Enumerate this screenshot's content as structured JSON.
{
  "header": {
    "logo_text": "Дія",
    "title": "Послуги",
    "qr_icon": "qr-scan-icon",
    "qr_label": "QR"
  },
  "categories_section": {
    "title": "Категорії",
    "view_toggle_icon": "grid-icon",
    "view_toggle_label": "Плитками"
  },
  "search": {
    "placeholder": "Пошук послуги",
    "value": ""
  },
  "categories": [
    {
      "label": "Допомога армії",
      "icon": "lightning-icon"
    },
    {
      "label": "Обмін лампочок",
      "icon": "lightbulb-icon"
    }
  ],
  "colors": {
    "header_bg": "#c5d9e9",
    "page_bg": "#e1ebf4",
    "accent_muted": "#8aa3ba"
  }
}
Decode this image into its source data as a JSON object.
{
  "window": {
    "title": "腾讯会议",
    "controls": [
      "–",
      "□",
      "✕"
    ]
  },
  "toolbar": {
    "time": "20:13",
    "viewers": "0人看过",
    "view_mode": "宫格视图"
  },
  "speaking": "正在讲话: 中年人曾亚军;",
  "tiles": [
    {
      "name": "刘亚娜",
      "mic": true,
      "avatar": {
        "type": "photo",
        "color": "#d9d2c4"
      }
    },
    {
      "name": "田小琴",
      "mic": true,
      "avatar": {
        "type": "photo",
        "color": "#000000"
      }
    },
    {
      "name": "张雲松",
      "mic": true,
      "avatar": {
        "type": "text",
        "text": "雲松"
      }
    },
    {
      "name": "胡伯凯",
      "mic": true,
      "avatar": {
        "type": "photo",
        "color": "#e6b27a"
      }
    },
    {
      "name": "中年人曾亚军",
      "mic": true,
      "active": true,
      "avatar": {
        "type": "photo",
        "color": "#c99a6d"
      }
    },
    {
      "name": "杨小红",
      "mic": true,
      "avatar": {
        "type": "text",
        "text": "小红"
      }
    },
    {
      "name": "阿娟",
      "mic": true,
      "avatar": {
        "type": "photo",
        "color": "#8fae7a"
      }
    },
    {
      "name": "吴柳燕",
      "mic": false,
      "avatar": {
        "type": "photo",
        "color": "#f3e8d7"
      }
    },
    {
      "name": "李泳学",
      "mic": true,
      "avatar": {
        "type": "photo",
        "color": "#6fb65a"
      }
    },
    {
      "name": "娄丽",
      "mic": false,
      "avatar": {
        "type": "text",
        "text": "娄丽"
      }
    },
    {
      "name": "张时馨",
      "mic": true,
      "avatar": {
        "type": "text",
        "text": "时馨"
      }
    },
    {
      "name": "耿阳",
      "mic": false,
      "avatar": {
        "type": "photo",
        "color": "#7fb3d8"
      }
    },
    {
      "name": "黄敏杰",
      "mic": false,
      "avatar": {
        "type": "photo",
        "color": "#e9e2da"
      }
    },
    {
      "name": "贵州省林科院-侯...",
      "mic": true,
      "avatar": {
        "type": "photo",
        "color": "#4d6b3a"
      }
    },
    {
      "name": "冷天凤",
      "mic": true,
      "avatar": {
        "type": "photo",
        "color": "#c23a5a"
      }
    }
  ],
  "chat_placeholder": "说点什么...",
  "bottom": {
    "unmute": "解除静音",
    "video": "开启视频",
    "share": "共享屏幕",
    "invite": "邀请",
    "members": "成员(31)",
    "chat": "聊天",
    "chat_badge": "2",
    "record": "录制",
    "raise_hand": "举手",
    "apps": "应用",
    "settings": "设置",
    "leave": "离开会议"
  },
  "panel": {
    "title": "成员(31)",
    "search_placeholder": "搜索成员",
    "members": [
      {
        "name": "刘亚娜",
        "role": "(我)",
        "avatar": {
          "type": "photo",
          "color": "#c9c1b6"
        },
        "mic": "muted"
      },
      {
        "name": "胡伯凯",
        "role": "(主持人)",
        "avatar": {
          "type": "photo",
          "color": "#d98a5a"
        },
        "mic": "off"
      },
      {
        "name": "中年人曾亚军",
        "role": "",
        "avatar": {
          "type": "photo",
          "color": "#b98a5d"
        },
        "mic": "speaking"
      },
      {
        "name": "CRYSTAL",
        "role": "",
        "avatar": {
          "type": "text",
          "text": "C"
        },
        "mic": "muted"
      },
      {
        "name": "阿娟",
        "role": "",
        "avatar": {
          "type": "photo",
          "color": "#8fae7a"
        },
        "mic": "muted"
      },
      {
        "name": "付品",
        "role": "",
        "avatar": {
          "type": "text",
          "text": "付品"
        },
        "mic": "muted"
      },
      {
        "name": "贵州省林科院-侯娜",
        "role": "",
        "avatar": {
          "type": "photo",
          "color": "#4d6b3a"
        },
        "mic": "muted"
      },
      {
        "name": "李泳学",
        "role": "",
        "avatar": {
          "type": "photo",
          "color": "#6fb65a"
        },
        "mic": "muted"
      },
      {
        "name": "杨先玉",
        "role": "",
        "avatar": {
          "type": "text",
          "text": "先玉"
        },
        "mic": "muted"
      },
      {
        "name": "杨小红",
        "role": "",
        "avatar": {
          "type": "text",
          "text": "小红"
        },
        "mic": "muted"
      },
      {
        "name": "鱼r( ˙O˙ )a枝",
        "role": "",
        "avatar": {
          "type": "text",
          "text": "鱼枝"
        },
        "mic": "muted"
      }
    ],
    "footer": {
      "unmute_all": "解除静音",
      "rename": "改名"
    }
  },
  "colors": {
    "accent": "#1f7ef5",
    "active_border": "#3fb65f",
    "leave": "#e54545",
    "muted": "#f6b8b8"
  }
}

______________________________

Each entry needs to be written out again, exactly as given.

Expected answer.
Enumerate this screenshot's content as structured JSON.
{
  "header": {
    "logo_text": "Дія",
    "title": "Послуги",
    "qr_icon": "qr-scan-icon",
    "qr_label": "QR"
  },
  "categories_section": {
    "title": "Категорії",
    "view_toggle_icon": "grid-icon",
    "view_toggle_label": "Плитками"
  },
  "search": {
    "placeholder": "Пошук послуги",
    "value": ""
  },
  "categories": [
    {
      "label": "Допомога армії",
      "icon": "lightning-icon"
    },
    {
      "label": "Обмін лампочок",
      "icon": "lightbulb-icon"
    }
  ],
  "colors": {
    "header_bg": "#c5d9e9",
    "page_bg": "#e1ebf4",
    "accent_muted": "#8aa3ba"
  }
}
Decode this image into its source data as a JSON object.
{
  "window": {
    "title": "腾讯会议",
    "controls": [
      "–",
      "□",
      "✕"
    ]
  },
  "toolbar": {
    "time": "20:13",
    "viewers": "0人看过",
    "view_mode": "宫格视图"
  },
  "speaking": "正在讲话: 中年人曾亚军;",
  "tiles": [
    {
      "name": "刘亚娜",
      "mic": true,
      "avatar": {
        "type": "photo",
        "color": "#d9d2c4"
      }
    },
    {
      "name": "田小琴",
      "mic": true,
      "avatar": {
        "type": "photo",
        "color": "#000000"
      }
    },
    {
      "name": "张雲松",
      "mic": true,
      "avatar": {
        "type": "text",
        "text": "雲松"
      }
    },
    {
      "name": "胡伯凯",
      "mic": true,
      "avatar": {
        "type": "photo",
        "color": "#e6b27a"
      }
    },
    {
      "name": "中年人曾亚军",
      "mic": true,
      "active": true,
      "avatar": {
        "type": "photo",
        "color": "#c99a6d"
      }
    },
    {
      "name": "杨小红",
      "mic": true,
      "avatar": {
        "type": "text",
        "text": "小红"
      }
    },
    {
      "name": "阿娟",
      "mic": true,
      "avatar": {
        "type": "photo",
        "color": "#8fae7a"
      }
    },
    {
      "name": "吴柳燕",
      "mic": false,
      "avatar": {
        "type": "photo",
        "color": "#f3e8d7"
      }
    },
    {
      "name": "李泳学",
      "mic": true,
      "avatar": {
        "type": "photo",
        "color": "#6fb65a"
      }
    },
    {
      "name": "娄丽",
      "mic": false,
      "avatar": {
        "type": "text",
        "text": "娄丽"
      }
    },
    {
      "name": "张时馨",
      "mic": true,
      "avatar": {
        "type": "text",
        "text": "时馨"
      }
    },
    {
      "name": "耿阳",
      "mic": false,
      "avatar": {
        "type": "photo",
        "color": "#7fb3d8"
      }
    },
    {
      "name": "黄敏杰",
      "mic": false,
      "avatar": {
        "type": "photo",
        "color": "#e9e2da"
      }
    },
    {
      "name": "贵州省林科院-侯...",
      "mic": true,
      "avatar": {
        "type": "photo",
        "color": "#4d6b3a"
      }
    },
    {
      "name": "冷天凤",
      "mic": true,
      "avatar": {
        "type": "photo",
        "color": "#c23a5a"
      }
    }
  ],
  "chat_placeholder": "说点什么...",
  "bottom": {
    "unmute": "解除静音",
    "video": "开启视频",
    "share": "共享屏幕",
    "invite": "邀请",
    "members": "成员(31)",
    "chat": "聊天",
    "chat_badge": "2",
    "record": "录制",
    "raise_hand": "举手",
    "apps": "应用",
    "settings": "设置",
    "leave": "离开会议"
  },
  "panel": {
    "title": "成员(31)",
    "search_placeholder": "搜索成员",
    "members": [
      {
        "name": "刘亚娜",
        "role": "(我)",
        "avatar": {
          "type": "photo",
          "color": "#c9c1b6"
        },
        "mic": "muted"
      },
      {
        "name": "胡伯凯",
        "role": "(主持人)",
        "avatar": {
          "type": "photo",
          "color": "#d98a5a"
        },
        "mic": "off"
      },
      {
        "name": "中年人曾亚军",
        "role": "",
        "avatar": {
          "type": "photo",
          "color": "#b98a5d"
        },
        "mic": "speaking"
      },
      {
        "name": "CRYSTAL",
        "role": "",
        "avatar": {
          "type": "text",
          "text": "C"
        },
        "mic": "muted"
      },
      {
        "name": "阿娟",
        "role": "",
        "avatar": {
          "type": "photo",
          "color": "#8fae7a"
        },
        "mic": "muted"
      },
      {
        "name": "付品",
        "role": "",
        "avatar": {
          "type": "text",
          "text": "付品"
        },
        "mic": "muted"
      },
      {
        "name": "贵州省林科院-侯娜",
        "role": "",
        "avatar": {
          "type": "photo",
          "color": "#4d6b3a"
        },
        "mic": "muted"
      },
      {
        "name": "李泳学",
        "role": "",
        "avatar": {
          "type": "photo",
          "color": "#6fb65a"
        },
        "mic": "muted"
      },
      {
        "name": "杨先玉",
        "role": "",
        "avatar": {
          "type": "text",
          "text": "先玉"
        },
        "mic": "muted"
      },
      {
        "name": "杨小红",
        "role": "",
        "avatar": {
          "type": "text",
          "text": "小红"
        },
        "mic": "muted"
      },
      {
        "name": "鱼r( ˙O˙ )a枝",
        "role": "",
        "avatar": {
          "type": "text",
          "text": "鱼枝"
        },
        "mic": "muted"
      }
    ],
    "footer": {
      "unmute_all": "解除静音",
      "rename": "改名"
    }
  },
  "colors": {
    "accent": "#1f7ef5",
    "active_border": "#3fb65f",
    "leave": "#e54545",
    "muted": "#f6b8b8"
  }
}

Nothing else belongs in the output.